Voice lessons are the single most effective way to improve the quality of your singing voice. Once you have decided to take lessons, the first thing you need to do is find a good teacher whose methods and approach are compatible with your musical goals and needs. As with any working relationship, a good fit is essential to success.
Before you look for a teacher for voice lessons, take the time to define your goals as specifically as you can. Do you want to sing a solo in church on Christmas Eve, star in a community theatre musical, or be the next American Idol? Do you see yourself eventually teaching music? Or, do you simply want to be a healthier singer with better tone and breath support?
The best way to find a good voice teacher is to talk with anyone you know who is involved in music—a school music teacher, church choir director, or perhaps the staff at a local music store. They should be able to recommend several teachers in your area.
Most music stores keep lists of teachers for referrals and/or have bulletin boards where local singing instructors can post flyers and business cards. They may even have teachers on staff.
College or university music departments can also be good places to find a teacher. Many advanced music students need teaching experience to complete their degrees, and private students like yourself can help them meet that requirement. Some music professors also take private students, but they are likely to charge much higher fees.
When you contact a prospective teacher for the first time, be prepared to tell her a bit about yourself, such as your previous musical experience (piano lessons in grade school? church choir? school glee club?) and goals. You should ask about her expectations for practice time, whether she holds recitals for her students, her qualifications and experience, and her fees.
If you and the teacher agree that you have a good fit, schedule your first lesson. Ask what, if anything, you should bring with you. Most teachers will want you to come with at least a pencil and notebook, examples of music you have sung or would like to learn, and perhaps a portable cassette tape recorder and blank tape.

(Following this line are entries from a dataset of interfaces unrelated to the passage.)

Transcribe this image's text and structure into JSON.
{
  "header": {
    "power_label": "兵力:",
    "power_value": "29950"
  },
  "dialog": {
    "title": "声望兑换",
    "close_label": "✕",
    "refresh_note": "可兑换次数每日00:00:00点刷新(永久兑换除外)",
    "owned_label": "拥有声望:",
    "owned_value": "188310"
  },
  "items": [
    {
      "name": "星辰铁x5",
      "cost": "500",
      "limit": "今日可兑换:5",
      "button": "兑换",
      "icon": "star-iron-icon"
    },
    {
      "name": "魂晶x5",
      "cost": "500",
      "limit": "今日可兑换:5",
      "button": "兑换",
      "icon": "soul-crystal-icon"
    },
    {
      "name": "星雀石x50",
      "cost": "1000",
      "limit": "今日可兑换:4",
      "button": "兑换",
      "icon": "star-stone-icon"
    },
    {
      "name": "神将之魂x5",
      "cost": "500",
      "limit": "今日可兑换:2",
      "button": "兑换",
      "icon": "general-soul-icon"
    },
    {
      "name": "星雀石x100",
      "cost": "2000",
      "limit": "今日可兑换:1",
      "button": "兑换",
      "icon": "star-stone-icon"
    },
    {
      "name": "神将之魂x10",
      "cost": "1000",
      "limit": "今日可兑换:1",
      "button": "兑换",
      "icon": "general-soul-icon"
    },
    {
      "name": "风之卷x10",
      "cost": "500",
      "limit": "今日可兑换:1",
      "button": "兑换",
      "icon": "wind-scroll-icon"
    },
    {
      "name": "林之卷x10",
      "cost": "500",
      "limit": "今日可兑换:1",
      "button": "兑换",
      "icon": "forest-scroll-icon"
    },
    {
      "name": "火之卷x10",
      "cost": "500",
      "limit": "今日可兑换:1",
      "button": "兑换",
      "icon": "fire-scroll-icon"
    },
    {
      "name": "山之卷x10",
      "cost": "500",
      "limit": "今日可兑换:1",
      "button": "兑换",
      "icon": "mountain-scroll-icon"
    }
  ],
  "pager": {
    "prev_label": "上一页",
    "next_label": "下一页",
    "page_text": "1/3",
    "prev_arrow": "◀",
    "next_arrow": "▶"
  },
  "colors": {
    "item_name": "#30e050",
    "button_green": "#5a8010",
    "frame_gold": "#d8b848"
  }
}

Your teacher will use the first few voice lessons to get to know you and your skills, almost like a job interview. He or she will probably start by asking you to sing a song you know well, and will then listen to your tone and observe your posture and breathing. The instructor will then ask you to vocalize various exercises, such as singing scales or arpeggios on various syllables (“ah”, “hee”, “voo”, etc.), to evaluate your range and resonance.
The teacher will share his or her assessment of your voice and pinpoint areas in need of improvement. A good instructor should be sympathetic and supportive, not hypercritical, recognizing that he or she was once a student just like you.
After the first few sessions, most voice lessons will follow a similar pattern. The teacher will review what you did at your last lesson, have you demonstrate your progress, and give you feedback on how you’re doing. If you are having problems, he or she will show you how to overcome them. If one particular exercise doesn’t work for you, the teacher should have a repertoire of others to try.
After the warm-up and technique exercises, the remainder of the lesson will be spent working on one or more songs. You and the teacher should collaborate in choosing the songs you will work on. The instructor should respect your preferences, but you need to respect his or her knowledge and experience when considering suggestions.
After all, you’re paying your teacher to help you build specific skills, and you need to trust his or her expertise. Some songs you like may not be well-suited to the skills you need to learn.
When learning a new song, the process will be similar for any type of material. To help you learn the melody, the teacher will probably have you hum it or sing it on a single syllable, such as “loo” or “va”.
You may also be asked to “buzz” the melody (produce the tone through puckered, vibrating lips) to work on phrasing and breath support. If the song has multiple sections, such as verse and refrain, you will most likely do just one section at a time.
When you have learned the melody on a hum or syllable, then you will begin to sing the actual lyrics and work on dynamics (loudness/softness), diction, and expression.
A side benefit of working with a teacher is the chance to meet other students, even if it’s just a passing exchange. There is a sense of camaraderie that comes with knowing other students are grappling with the same challenges and obstacles.
Many teachers hold annual or semi-annual group recitals for their students. This gives everyone the opportunity to demonstrate what they have learned, and also teaches you how to deal with performance anxiety (“stage fright”).
A good voice teacher can give you a strong foundation from which to begin the musical journey of your life.